Records drawn from a dataset:
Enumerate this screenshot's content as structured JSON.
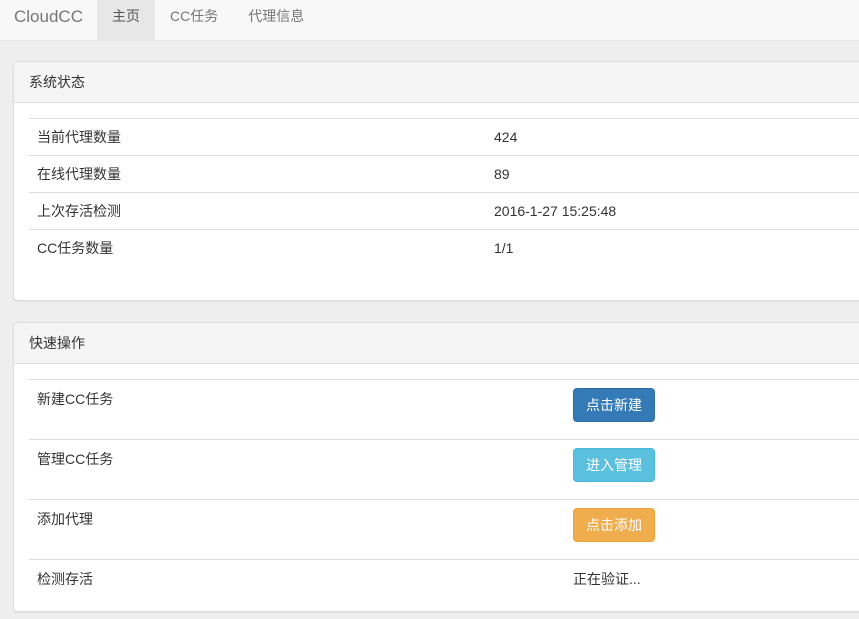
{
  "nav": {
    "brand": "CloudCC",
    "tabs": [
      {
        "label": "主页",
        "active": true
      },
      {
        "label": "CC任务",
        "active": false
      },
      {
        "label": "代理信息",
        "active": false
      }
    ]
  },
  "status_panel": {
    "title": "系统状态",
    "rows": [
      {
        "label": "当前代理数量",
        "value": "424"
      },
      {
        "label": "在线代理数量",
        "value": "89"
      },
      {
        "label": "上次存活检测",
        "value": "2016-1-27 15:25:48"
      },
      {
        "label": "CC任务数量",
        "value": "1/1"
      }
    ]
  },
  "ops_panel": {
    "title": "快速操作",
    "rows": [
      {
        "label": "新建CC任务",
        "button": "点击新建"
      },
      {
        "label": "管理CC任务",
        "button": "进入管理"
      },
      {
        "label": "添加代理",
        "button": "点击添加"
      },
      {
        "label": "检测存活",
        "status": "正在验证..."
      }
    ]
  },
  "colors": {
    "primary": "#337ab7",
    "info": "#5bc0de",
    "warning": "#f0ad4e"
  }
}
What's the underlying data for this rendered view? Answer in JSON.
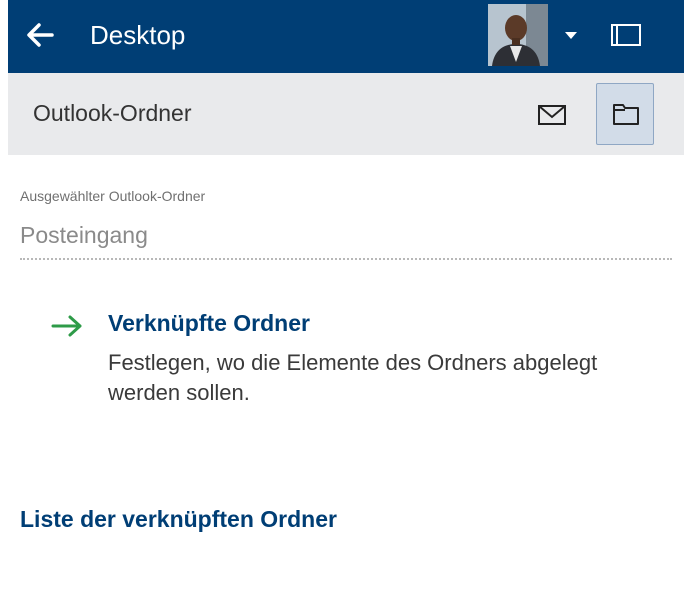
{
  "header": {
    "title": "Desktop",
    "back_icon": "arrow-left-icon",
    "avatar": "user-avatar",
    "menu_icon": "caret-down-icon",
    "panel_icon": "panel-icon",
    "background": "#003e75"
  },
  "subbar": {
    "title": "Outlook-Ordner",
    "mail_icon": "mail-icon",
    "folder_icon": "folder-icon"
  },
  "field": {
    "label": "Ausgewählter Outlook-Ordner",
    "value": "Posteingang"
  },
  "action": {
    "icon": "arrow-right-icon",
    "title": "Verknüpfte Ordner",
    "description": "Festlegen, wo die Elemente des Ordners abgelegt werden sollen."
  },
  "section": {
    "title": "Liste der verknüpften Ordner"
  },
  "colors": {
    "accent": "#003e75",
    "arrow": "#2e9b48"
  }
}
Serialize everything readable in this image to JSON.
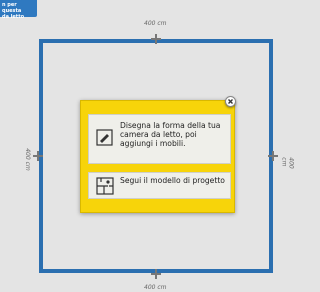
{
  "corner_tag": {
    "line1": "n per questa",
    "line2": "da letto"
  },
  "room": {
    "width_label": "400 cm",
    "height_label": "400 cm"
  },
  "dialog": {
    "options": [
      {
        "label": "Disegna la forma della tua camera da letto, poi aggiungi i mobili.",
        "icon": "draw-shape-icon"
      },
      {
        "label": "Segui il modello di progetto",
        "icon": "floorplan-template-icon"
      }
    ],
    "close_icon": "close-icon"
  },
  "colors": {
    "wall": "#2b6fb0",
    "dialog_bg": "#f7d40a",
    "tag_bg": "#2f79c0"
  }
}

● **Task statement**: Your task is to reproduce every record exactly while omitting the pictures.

● **Worked solution**:
Enumerate this screenshot's content as structured JSON.
{
  "nav": {
    "brand": "CloudCC",
    "tabs": [
      {
        "label": "主页",
        "active": true
      },
      {
        "label": "CC任务",
        "active": false
      },
      {
        "label": "代理信息",
        "active": false
      }
    ]
  },
  "status_panel": {
    "title": "系统状态",
    "rows": [
      {
        "label": "当前代理数量",
        "value": "424"
      },
      {
        "label": "在线代理数量",
        "value": "89"
      },
      {
        "label": "上次存活检测",
        "value": "2016-1-27 15:25:48"
      },
      {
        "label": "CC任务数量",
        "value": "1/1"
      }
    ]
  },
  "ops_panel": {
    "title": "快速操作",
    "rows": [
      {
        "label": "新建CC任务",
        "button": "点击新建"
      },
      {
        "label": "管理CC任务",
        "button": "进入管理"
      },
      {
        "label": "添加代理",
        "button": "点击添加"
      },
      {
        "label": "检测存活",
        "status": "正在验证..."
      }
    ]
  },
  "colors": {
    "primary": "#337ab7",
    "info": "#5bc0de",
    "warning": "#f0ad4e"
  }
}
What's the underlying data for this rendered view? Answer in JSON.
{
  "header": {
    "title": "Desktop",
    "back_icon": "arrow-left-icon",
    "avatar": "user-avatar",
    "menu_icon": "caret-down-icon",
    "panel_icon": "panel-icon",
    "background": "#003e75"
  },
  "subbar": {
    "title": "Outlook-Ordner",
    "mail_icon": "mail-icon",
    "folder_icon": "folder-icon"
  },
  "field": {
    "label": "Ausgewählter Outlook-Ordner",
    "value": "Posteingang"
  },
  "action": {
    "icon": "arrow-right-icon",
    "title": "Verknüpfte Ordner",
    "description": "Festlegen, wo die Elemente des Ordners abgelegt werden sollen."
  },
  "section": {
    "title": "Liste der verknüpften Ordner"
  },
  "colors": {
    "accent": "#003e75",
    "arrow": "#2e9b48"
  }
}
Serialize everything readable in this image to JSON.
{
  "corner_tag": {
    "line1": "n per questa",
    "line2": "da letto"
  },
  "room": {
    "width_label": "400 cm",
    "height_label": "400 cm"
  },
  "dialog": {
    "options": [
      {
        "label": "Disegna la forma della tua camera da letto, poi aggiungi i mobili.",
        "icon": "draw-shape-icon"
      },
      {
        "label": "Segui il modello di progetto",
        "icon": "floorplan-template-icon"
      }
    ],
    "close_icon": "close-icon"
  },
  "colors": {
    "wall": "#2b6fb0",
    "dialog_bg": "#f7d40a",
    "tag_bg": "#2f79c0"
  }
}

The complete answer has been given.